Sephardic cooking. The spices, the flavours, the overabundance of chickpeas. Is your mouth watering? Of course it is! Who could resist?
But, unfortunately for us British Jews, many of the delights of Sephardic cooking have passed us by. In a shocking confession, one twenty-something Ashkenazi Jew told me last week that the only Sephardic dishes she had tasted were a Saturday night shwarma, the standard falafel, and of course, the quintessential food staple, humous.
Yep, the sad thing is that most of us don’t realise that there are a wealth of incredible dishes just waiting to be cooked and eaten. Readily available in Israel, some of this grub may be a bit harder to track down in UK restaurants, but are also incredibly easy to whip up yourself.
Want to know what they are? Tastebuds at the ready, lets dive in!
Shakshuka is a tasty concoction of tomatoes, peppers, and onions with eggs poached on top. If you are a bit of a carnivore, add a meaty twist by introducing some ground beef to the mix. And of course, an obligatory pitta should be used to mop up that incredible sauce! Yum. For the geography buffs, Shakshuka originates from Tunisian and Moroccan cuisines and has become one of the most popular dishes in Israel.
Give it a try with this Shakshuka recipe.
Even though it sounds exactly like the sound sickly ducklings make when they sneeze, Sabich is one of those meals that you never knew you’d been missing until you’ve tried it. Of Iraqi origin, it consists of fried eggplant, hard boiled eggs, humous, tachina, amba and parsley stuffed into a pitta, and is a staple part of Israeli street food. Apparently the word Sabich comes from the Hebrew acronym for Salad (Salat), Egg (Beitza) and more eggplant (Yoter Chazil) but the jury is out on whether this is an urban legend, clever marketing ploy or just plain made-up. Regardless, its a raucous party on your tastebuds.
Make it yourself with this Sabich recipe.
Burekas are little filled pastries, similar to the popular Turkish “Burak”, that are served piping hot. Burekas can come with a variety of fillings, most popularly, cheese, potato or mushrooms. Israelis aren’t precious about their fillings though – if you look hard enough you can find all sorts of crazy things going on – pizza flavoured burekas have actually been spotted in the wild! But don’t worry – you can normally tell what the filling of the bureka will be as most have distinctive shapes to denote particular fillings.
Here’s a Burekas recipe for you to try.

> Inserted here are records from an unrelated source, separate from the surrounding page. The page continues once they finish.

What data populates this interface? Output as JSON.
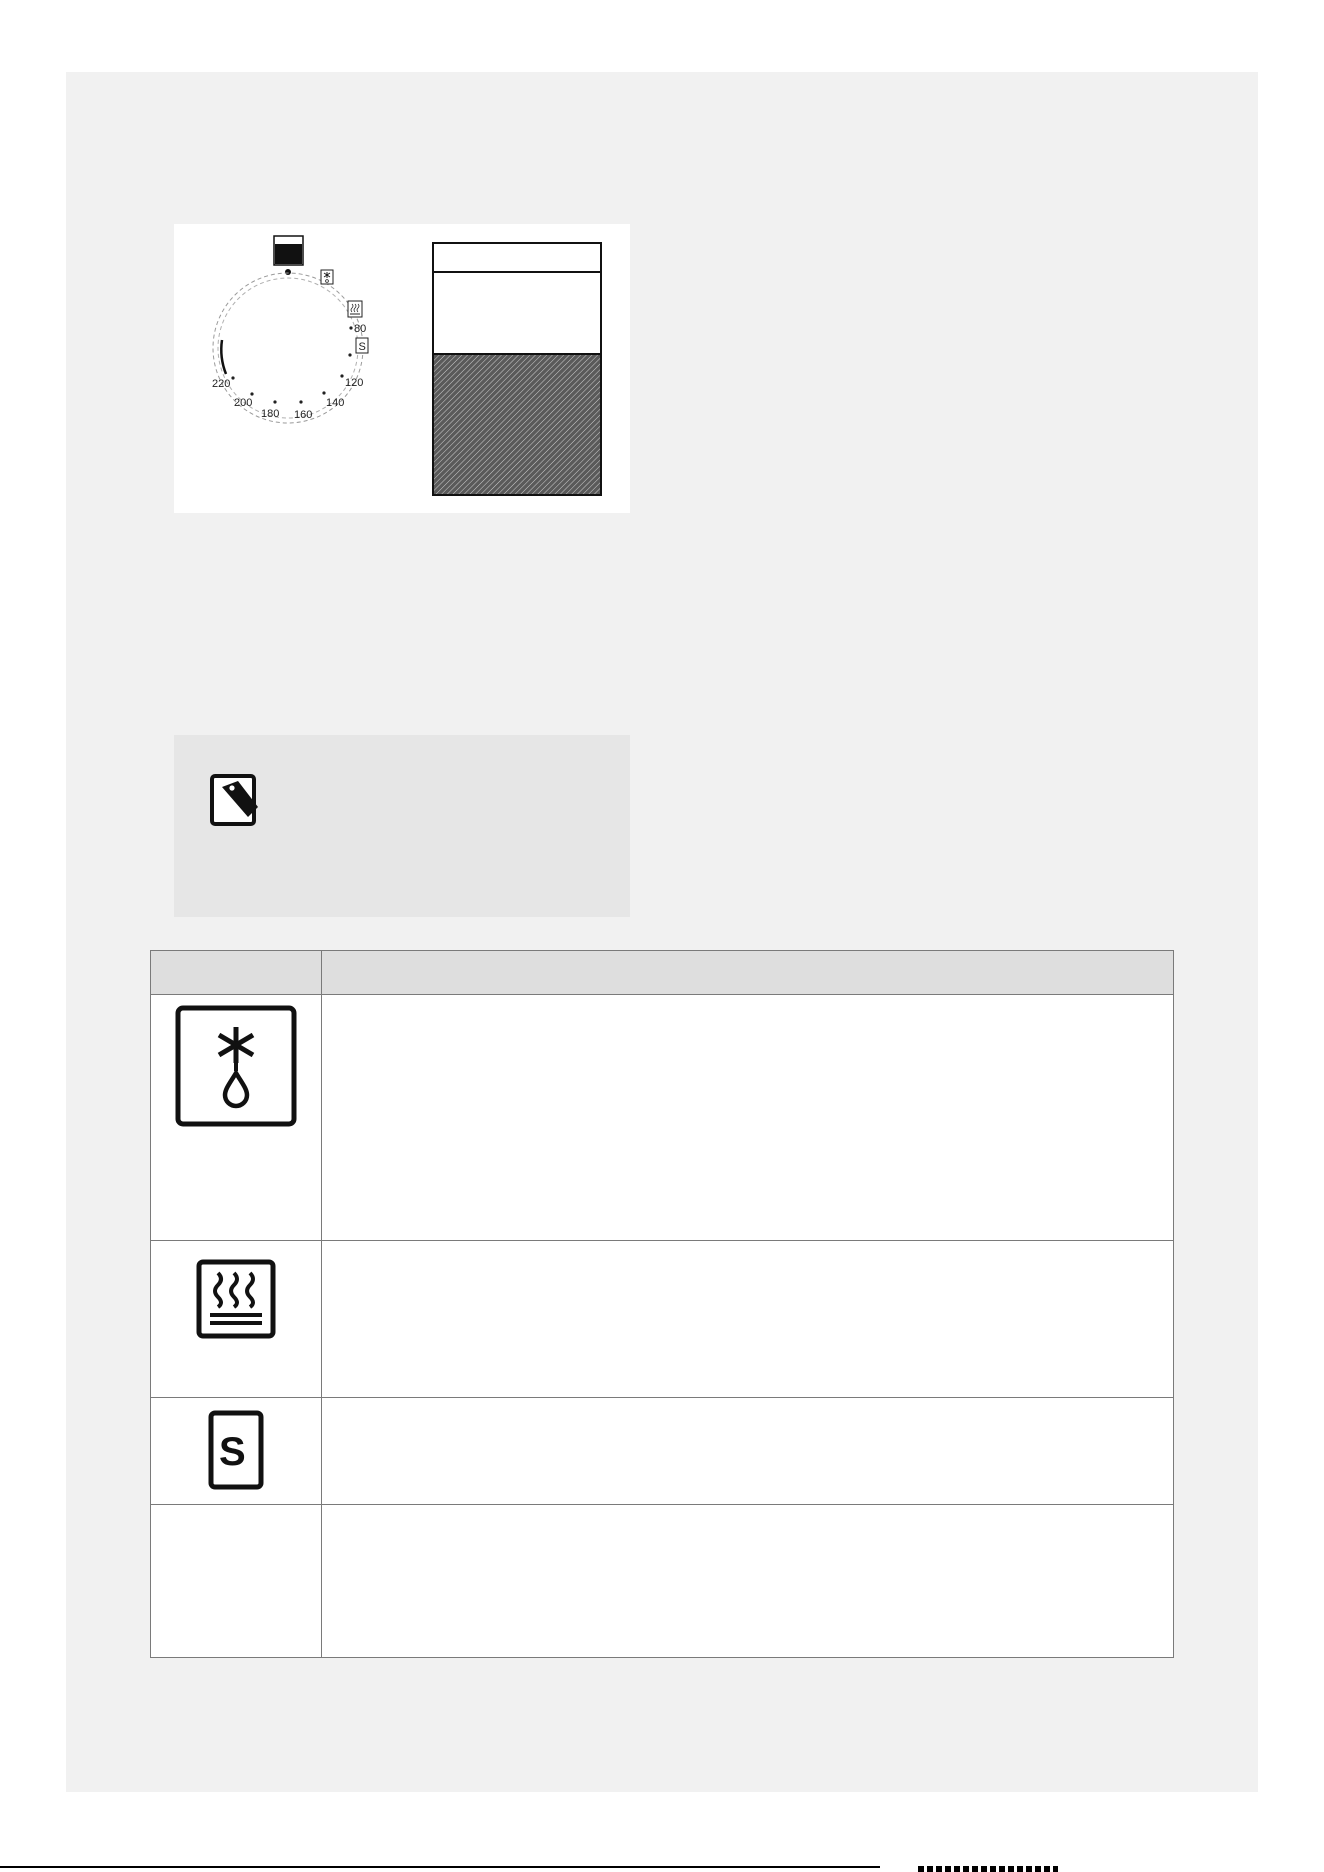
{
  "dial": {
    "temperatures": [
      "220",
      "200",
      "180",
      "160",
      "140",
      "120",
      "80"
    ],
    "symbol_labels": [
      "defrost-icon",
      "warming-icon",
      "s-mode-icon"
    ],
    "s_label": "S"
  },
  "note": {
    "icon": "note-tag-icon"
  },
  "symbol_table": {
    "headers": [
      "",
      ""
    ],
    "rows": [
      {
        "icon": "defrost-icon",
        "description": ""
      },
      {
        "icon": "warming-icon",
        "description": ""
      },
      {
        "icon": "s-mode-icon",
        "label": "S",
        "description": ""
      },
      {
        "icon": "",
        "description": ""
      }
    ]
  }
}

Kouba, from the Arabic word kubbah meaning ball, is an Arabic food made from ground beef, minced onions and pine nuts. They are generally torpedo shaped and tasty as hell. Interestingly, Kouba are the only food on this list that I’ve actually seen on a menu in a kosher restaurant in London (though I’m happy for readers to disprove this statistic?) as they are served as a starter in Sollys. If you were wondering what interesting dish you could cook up for some guests next, kouba are a much nicer, more interesting alternative to falafel and well worth it.

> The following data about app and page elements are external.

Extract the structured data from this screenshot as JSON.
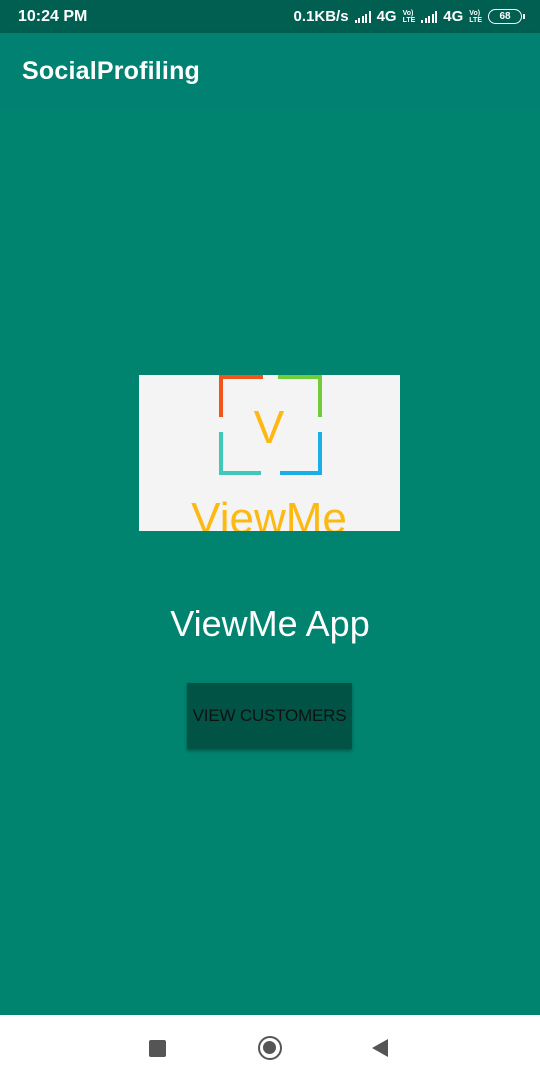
{
  "status_bar": {
    "time": "10:24 PM",
    "speed": "0.1KB/s",
    "network1": "4G",
    "network2": "4G",
    "volte_top": "Vo)",
    "volte_bottom": "LTE",
    "battery": "68"
  },
  "app_bar": {
    "title": "SocialProfiling"
  },
  "main": {
    "logo_text": "ViewMe",
    "logo_letter": "V",
    "app_name": "ViewMe App",
    "button_label": "VIEW CUSTOMERS"
  },
  "colors": {
    "primary": "#008171",
    "primary_dark": "#005f50",
    "background": "#00836f",
    "button": "#005345",
    "logo_orange": "#f1551c",
    "logo_green": "#71cc3a",
    "logo_teal": "#3ec9b8",
    "logo_blue": "#1aaee8",
    "logo_yellow": "#fdb913"
  },
  "nav_bar": {
    "recents_icon": "square-icon",
    "home_icon": "circle-icon",
    "back_icon": "triangle-back-icon"
  }
}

Here’s a delicious Kouba recipe!
Malawach were introduced to Israeli cuisine by Yemeni Jews. Thanks Yemen! Malawach is an incredibly versatile dish, consisting of fried bread that can be served with a variety of fillings and toppings. Now I know what you’re thinking – “well, she’s basically described a pancake!” – and you’re right, at first glance malawach do indeed resemble pancakes. However, because of the special dough that is used, malawach taste completely different, like if you took pancakes and imbued them with unicorn dust and leprechaun juice. They’ve gotta be tried to be believed, and trust me, your stomach will thank me.
Make them with this Malawach recipe!

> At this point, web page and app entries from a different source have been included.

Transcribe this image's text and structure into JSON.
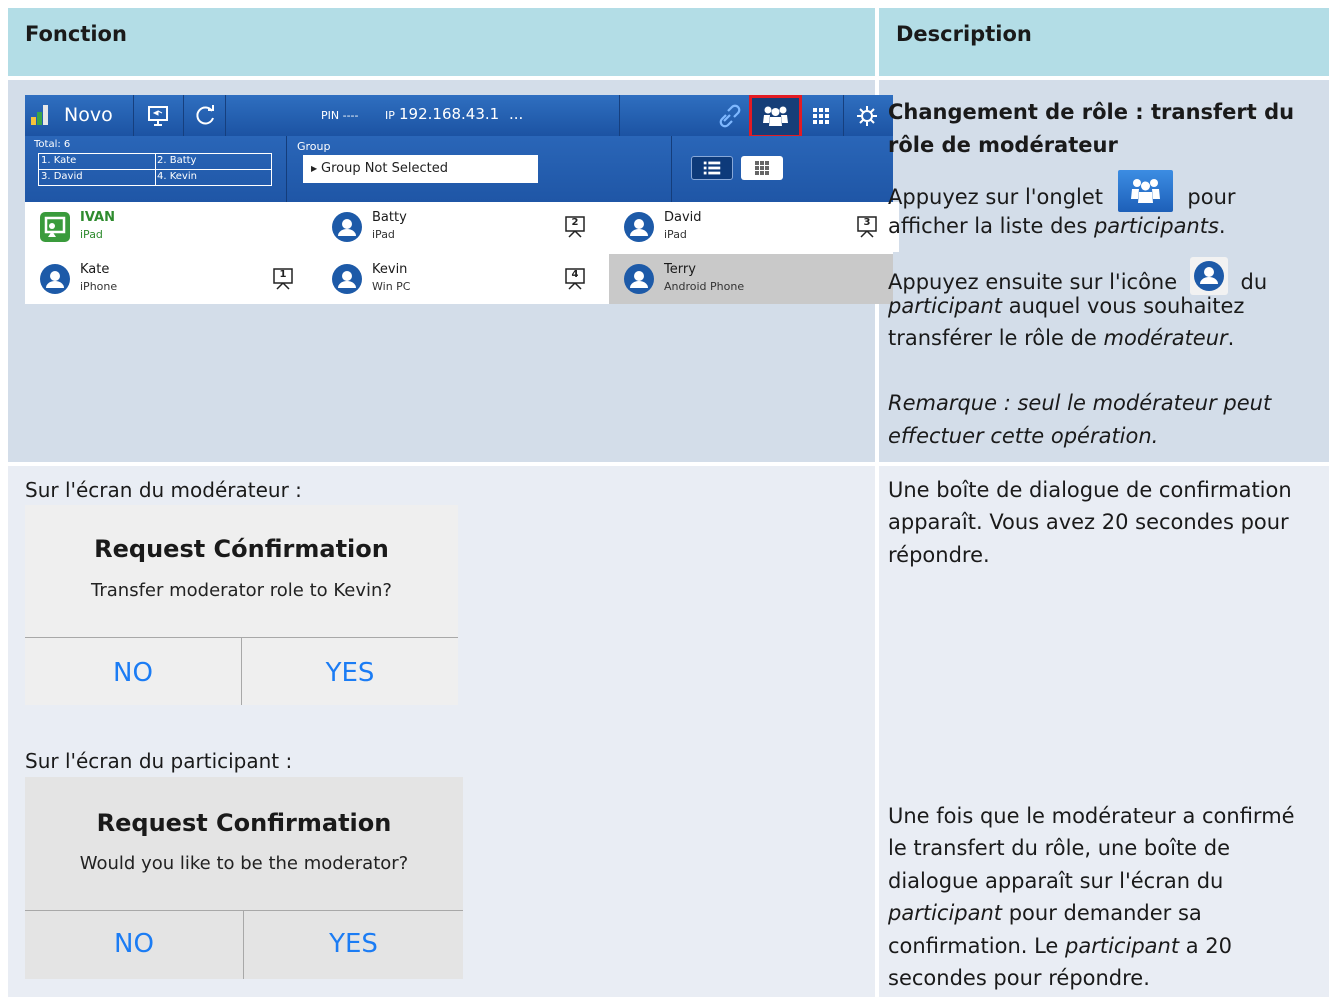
{
  "header": {
    "col1": "Fonction",
    "col2": "Description"
  },
  "novo": {
    "app_name": "Novo",
    "pin_label": "PIN ----",
    "ip_label": "IP",
    "ip_value": "192.168.43.1",
    "ellipsis": "...",
    "total_label": "Total: 6",
    "total_grid": [
      "1. Kate",
      "2. Batty",
      "3. David",
      "4. Kevin"
    ],
    "group_label": "Group",
    "group_value": "Group Not Selected",
    "participants": [
      {
        "name": "IVAN",
        "device": "iPad",
        "presenter": "",
        "highlight": "green"
      },
      {
        "name": "Batty",
        "device": "iPad",
        "presenter": "2"
      },
      {
        "name": "David",
        "device": "iPad",
        "presenter": "3"
      },
      {
        "name": "Kate",
        "device": "iPhone",
        "presenter": "1"
      },
      {
        "name": "Kevin",
        "device": "Win PC",
        "presenter": "4"
      },
      {
        "name": "Terry",
        "device": "Android Phone",
        "presenter": ""
      }
    ]
  },
  "row1": {
    "title": "Changement de rôle : transfert du rôle de modérateur",
    "line1_a": "Appuyez sur l'onglet",
    "line1_b": "pour",
    "line2_a": "afficher la liste des ",
    "line2_b": "participants",
    "line2_c": ".",
    "line3_a": "Appuyez ensuite sur l'icône",
    "line3_b": "du",
    "line4_a": "participant",
    "line4_b": " auquel vous souhaitez",
    "line5_a": "transférer le rôle de ",
    "line5_b": "modérateur",
    "line5_c": ".",
    "remark_1": "Remarque : seul le modérateur peut",
    "remark_2": "effectuer cette opération."
  },
  "row2": {
    "caption_mod": "Sur l'écran du modérateur :",
    "caption_part": "Sur l'écran du participant :",
    "dialog1": {
      "title": "Request Cónfirmation",
      "message": "Transfer moderator role to Kevin?",
      "no": "NO",
      "yes": "YES"
    },
    "dialog2": {
      "title": "Request Confirmation",
      "message": "Would you like to be the moderator?",
      "no": "NO",
      "yes": "YES"
    },
    "desc1": [
      "Une boîte de dialogue de confirmation",
      "apparaît. Vous avez 20 secondes pour",
      "répondre."
    ],
    "desc2_l1": "Une fois que le modérateur a confirmé",
    "desc2_l2": "le transfert du rôle, une boîte de",
    "desc2_l3": "dialogue apparaît sur l'écran du",
    "desc2_l4a": "participant",
    "desc2_l4b": " pour demander sa",
    "desc2_l5a": "confirmation. Le ",
    "desc2_l5b": "participant",
    "desc2_l5c": " a 20",
    "desc2_l6": "secondes pour répondre."
  }
}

Yum! Your stomach is definitely in for some tasty treats. Get printing off some recipes and give some of these must-taste dishes a go. And if you have a life list, don’t forget to add your favourites to make sure that you get round to actually eating them!
What other Sephardic foods do you love to eat and recommend to others? Let us know in the comments!
Note: This article is part of a series looking at some of the best and most essential experiences of modern Jewish life! To play along at home, make your life list and add your favourite experiences each month.